"The touch-screen drive-thru kiosks account for 30% to 35% of our sales. I'd guess half those customers would come inside anyway. That still translates into 15% increase in sales," explains Woodward. "A $10,000 per week store would generate additional $1,500 in weekly sales. Labor doesn't increase much; food, royalties, and labor are approximately 50%. That translates to $750 per week clear profit."
"Our investment in a drive thru kiosk is typically paid back within 24 weeks. Obviously it starts a little slower until customers use it, but payback is clearly huge," says Woodward, who will be installing NEXTEP SYSTEMS kiosks in additional locations.
Subway recently began offering a full breakfast menu. "The fast-food breakfast segment is dominated by just one or two major players," says Woodward. "Subway can beat the competition in quality, freshness and health. Convenience is the primary hurdle. I believe that the NEXTEP kiosks are a key component to Subway's speed, accuracy and profitability in drive-thru business."

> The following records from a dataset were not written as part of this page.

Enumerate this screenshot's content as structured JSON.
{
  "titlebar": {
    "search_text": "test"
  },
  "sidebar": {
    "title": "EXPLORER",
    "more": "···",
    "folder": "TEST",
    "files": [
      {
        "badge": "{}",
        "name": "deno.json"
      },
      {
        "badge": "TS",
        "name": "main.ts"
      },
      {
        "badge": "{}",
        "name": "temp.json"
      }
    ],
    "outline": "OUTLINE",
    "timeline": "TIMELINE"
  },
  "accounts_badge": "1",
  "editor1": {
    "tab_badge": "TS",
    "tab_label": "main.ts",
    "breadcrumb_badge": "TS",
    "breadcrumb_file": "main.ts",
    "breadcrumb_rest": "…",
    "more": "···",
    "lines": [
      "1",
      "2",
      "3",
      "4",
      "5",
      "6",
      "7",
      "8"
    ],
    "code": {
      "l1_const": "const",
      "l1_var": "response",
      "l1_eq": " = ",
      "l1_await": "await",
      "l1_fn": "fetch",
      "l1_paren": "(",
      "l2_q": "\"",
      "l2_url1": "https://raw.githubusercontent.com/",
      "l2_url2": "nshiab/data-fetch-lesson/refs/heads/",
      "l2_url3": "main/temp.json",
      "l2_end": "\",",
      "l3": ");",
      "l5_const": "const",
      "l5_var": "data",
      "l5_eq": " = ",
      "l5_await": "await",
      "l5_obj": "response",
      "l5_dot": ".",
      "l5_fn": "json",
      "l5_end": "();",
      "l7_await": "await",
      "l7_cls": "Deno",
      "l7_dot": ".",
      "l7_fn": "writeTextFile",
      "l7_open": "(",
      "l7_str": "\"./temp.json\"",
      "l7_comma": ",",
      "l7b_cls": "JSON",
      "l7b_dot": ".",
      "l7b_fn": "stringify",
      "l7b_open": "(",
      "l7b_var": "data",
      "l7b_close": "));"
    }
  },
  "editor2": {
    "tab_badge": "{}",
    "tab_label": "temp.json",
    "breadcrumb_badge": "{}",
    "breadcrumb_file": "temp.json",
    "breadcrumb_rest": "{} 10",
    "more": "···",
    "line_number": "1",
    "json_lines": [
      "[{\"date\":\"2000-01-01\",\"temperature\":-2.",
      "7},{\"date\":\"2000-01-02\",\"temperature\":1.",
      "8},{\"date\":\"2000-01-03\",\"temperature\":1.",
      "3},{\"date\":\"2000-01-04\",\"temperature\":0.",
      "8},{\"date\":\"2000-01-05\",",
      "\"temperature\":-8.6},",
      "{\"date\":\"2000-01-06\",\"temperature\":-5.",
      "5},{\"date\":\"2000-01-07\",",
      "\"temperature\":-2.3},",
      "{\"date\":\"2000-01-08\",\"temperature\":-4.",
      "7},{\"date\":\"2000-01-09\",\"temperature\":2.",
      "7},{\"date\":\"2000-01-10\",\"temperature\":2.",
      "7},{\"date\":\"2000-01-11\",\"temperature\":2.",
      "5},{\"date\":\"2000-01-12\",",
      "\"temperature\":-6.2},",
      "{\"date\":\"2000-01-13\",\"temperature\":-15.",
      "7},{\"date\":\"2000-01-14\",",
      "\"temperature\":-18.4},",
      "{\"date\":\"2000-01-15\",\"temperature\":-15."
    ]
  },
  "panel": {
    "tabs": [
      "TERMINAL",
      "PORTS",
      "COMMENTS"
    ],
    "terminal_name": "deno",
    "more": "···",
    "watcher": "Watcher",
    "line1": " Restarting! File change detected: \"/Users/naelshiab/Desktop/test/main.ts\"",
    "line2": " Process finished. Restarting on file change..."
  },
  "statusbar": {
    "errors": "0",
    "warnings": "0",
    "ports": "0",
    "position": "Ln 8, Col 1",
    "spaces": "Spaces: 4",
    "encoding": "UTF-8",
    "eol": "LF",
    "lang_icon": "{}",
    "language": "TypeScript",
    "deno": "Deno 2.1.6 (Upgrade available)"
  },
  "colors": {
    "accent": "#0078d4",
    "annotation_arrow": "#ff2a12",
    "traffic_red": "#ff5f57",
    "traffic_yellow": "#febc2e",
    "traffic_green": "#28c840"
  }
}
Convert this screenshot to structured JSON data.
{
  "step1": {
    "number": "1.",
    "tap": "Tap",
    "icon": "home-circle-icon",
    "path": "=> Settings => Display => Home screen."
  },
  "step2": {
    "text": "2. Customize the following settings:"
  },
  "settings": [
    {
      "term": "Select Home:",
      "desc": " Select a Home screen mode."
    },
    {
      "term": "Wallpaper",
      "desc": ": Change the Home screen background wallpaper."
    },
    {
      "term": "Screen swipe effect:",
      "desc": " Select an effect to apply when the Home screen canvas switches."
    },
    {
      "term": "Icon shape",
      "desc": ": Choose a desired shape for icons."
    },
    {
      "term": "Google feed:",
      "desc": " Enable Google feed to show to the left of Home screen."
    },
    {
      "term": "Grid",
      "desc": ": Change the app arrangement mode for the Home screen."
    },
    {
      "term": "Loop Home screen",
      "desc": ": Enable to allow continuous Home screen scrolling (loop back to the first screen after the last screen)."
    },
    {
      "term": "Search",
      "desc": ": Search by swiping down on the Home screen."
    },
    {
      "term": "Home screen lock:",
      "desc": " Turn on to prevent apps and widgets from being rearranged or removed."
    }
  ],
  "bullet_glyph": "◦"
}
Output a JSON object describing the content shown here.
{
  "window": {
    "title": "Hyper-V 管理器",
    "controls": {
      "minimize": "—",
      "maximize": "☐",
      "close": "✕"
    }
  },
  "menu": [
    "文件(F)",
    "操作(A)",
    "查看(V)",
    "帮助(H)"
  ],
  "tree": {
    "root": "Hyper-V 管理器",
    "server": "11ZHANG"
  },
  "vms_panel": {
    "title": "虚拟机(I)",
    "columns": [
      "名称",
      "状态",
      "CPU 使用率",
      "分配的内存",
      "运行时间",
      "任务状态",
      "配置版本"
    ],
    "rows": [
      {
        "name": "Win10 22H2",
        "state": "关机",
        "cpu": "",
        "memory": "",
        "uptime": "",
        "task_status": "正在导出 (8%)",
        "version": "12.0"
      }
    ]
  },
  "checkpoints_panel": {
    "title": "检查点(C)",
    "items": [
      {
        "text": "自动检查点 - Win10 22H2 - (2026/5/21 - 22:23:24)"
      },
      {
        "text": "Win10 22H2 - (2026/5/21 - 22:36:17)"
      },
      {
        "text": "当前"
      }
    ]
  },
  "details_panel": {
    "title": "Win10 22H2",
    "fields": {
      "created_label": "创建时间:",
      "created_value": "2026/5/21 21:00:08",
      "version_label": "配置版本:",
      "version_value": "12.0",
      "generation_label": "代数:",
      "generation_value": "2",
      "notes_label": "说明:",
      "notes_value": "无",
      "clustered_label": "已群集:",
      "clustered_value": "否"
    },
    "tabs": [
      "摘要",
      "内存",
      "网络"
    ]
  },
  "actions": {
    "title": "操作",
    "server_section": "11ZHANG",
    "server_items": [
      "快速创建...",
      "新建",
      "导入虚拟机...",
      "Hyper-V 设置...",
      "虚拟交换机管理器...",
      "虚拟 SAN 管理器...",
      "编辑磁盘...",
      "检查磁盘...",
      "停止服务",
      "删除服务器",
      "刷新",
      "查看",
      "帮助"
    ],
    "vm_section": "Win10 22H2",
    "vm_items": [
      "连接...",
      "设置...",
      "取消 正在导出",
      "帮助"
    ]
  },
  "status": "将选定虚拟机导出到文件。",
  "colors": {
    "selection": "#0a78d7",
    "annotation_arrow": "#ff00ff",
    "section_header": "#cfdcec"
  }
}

NEXTEP has worked with Subway since 2005. The touch screen kiosks were developed by NEXTEP SYSTEMS and MRI, an industry leader in outdoor kiosk and digital signage hardware. Running NEXTEP SYSTEMS' software, the kiosks feature a weatherproof 32" vertical interactive touch screen with an ambient light sensor to adjust brightness, and a Display Positioning System (DPS) to correctly adjust the ordering area for varying vehicle heights. They are available with a proximity sensor to welcome each customer as well as a webcam and premium audio system that allows restaurant staff to view and interact with the customer if needed.
Woodward was involved in the first generation of NEXTEP SYSTEMS touch screen kiosks installed between 2006 and 2008.